_WHAT YOU SHOULD DO_
Retype the lines below exactly, but only those from the line that has "Output a JSON" through the line that has "What data populates". Omit every picture.

_Interface dataset entries_
########################################

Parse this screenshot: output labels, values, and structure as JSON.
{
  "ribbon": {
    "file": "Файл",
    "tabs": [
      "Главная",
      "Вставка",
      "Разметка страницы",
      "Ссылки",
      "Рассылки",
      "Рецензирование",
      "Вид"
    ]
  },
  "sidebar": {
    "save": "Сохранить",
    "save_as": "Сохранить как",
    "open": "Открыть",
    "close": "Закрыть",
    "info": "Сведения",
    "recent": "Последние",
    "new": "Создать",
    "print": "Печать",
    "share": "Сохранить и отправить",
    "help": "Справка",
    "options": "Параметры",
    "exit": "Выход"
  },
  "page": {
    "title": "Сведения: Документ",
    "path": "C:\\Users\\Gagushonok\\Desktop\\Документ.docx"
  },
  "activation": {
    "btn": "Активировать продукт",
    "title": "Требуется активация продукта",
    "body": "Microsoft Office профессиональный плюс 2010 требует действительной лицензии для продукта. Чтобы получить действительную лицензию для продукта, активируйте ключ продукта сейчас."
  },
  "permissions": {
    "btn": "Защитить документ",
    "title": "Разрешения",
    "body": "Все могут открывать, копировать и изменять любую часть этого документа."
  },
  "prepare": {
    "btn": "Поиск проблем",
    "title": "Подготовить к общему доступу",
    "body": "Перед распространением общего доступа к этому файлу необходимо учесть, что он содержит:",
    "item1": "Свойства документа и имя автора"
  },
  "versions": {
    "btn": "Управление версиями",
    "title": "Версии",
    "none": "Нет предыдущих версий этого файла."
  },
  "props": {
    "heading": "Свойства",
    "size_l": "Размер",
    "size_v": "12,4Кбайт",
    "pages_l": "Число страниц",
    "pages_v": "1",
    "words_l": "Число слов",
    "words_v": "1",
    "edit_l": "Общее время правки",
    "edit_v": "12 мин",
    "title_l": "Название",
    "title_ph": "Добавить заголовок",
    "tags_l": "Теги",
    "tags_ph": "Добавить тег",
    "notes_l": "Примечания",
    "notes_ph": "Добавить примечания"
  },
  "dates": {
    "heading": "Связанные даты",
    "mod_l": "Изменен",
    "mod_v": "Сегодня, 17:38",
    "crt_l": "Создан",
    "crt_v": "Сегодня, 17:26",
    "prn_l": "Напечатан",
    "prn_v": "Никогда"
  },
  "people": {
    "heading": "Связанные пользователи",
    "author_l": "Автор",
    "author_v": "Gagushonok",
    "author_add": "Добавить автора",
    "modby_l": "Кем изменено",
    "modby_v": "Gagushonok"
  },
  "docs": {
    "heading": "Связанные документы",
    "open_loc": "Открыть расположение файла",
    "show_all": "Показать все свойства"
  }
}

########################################

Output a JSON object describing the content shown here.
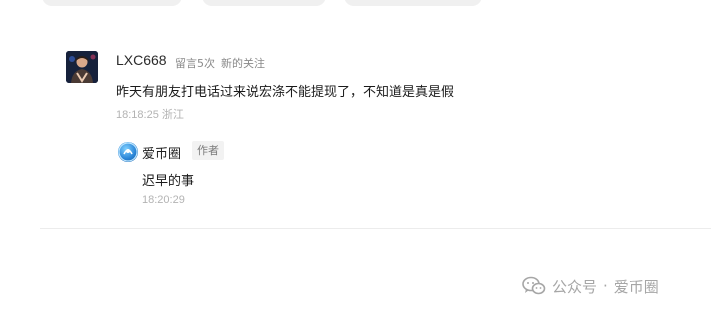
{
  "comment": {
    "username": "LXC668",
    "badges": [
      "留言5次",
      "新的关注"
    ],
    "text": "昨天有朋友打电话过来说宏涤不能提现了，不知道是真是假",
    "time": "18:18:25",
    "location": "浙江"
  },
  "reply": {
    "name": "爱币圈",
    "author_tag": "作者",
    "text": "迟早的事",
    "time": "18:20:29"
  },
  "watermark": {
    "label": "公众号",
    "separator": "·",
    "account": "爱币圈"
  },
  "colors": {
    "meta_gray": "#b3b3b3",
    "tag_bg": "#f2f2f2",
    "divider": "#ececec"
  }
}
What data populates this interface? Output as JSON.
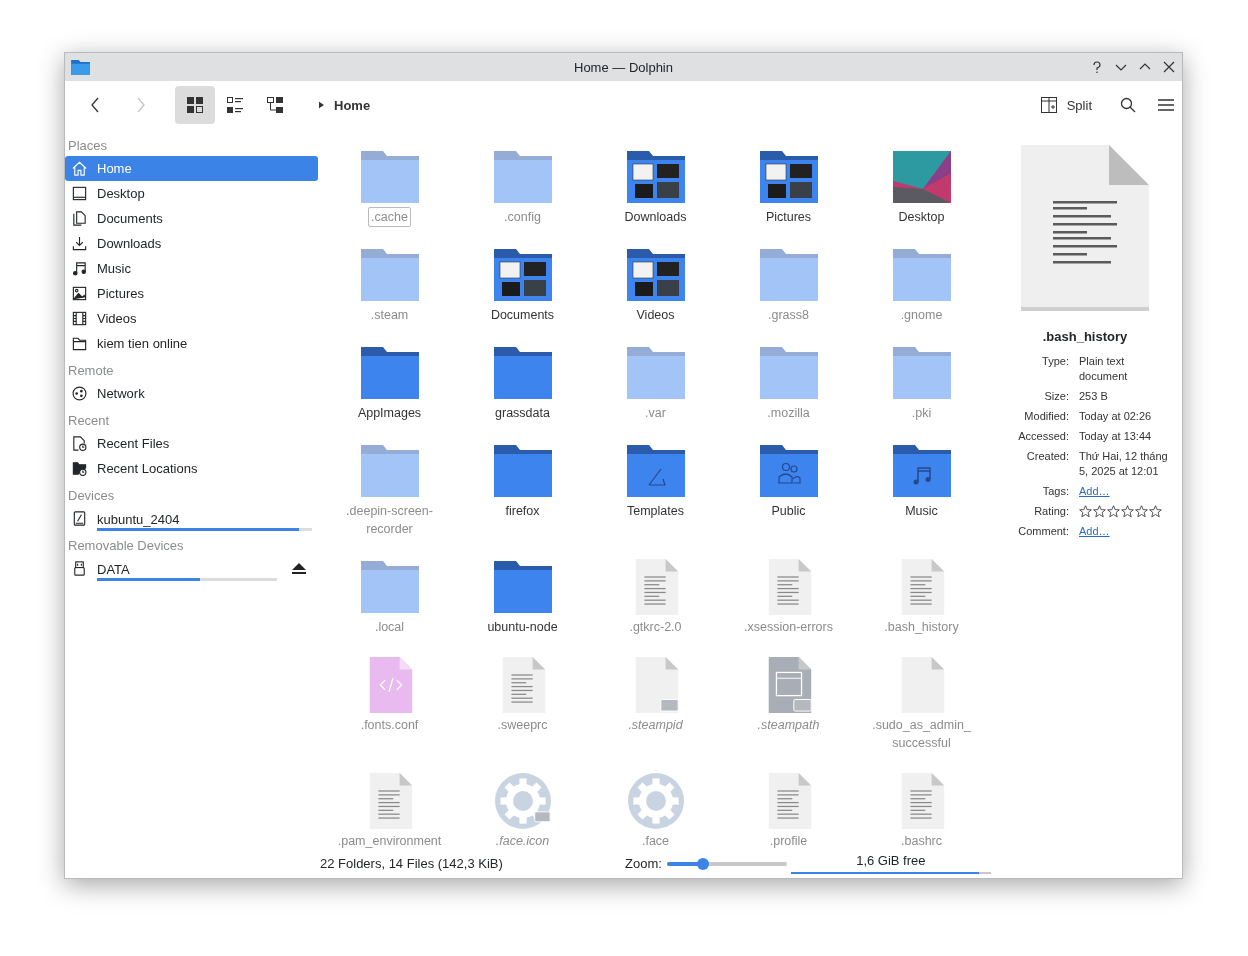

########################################

_EXERCISE ANSWER_
Output a JSON object describing the content shown here.
{
  "comment": {
    "username": "LXC668",
    "badges": [
      "留言5次",
      "新的关注"
    ],
    "text": "昨天有朋友打电话过来说宏涤不能提现了，不知道是真是假",
    "time": "18:18:25",
    "location": "浙江"
  },
  "reply": {
    "name": "爱币圈",
    "author_tag": "作者",
    "text": "迟早的事",
    "time": "18:20:29"
  },
  "watermark": {
    "label": "公众号",
    "separator": "·",
    "account": "爱币圈"
  },
  "colors": {
    "meta_gray": "#b3b3b3",
    "tag_bg": "#f2f2f2",
    "divider": "#ececec"
  }
}
What data populates this interface? Output as JSON.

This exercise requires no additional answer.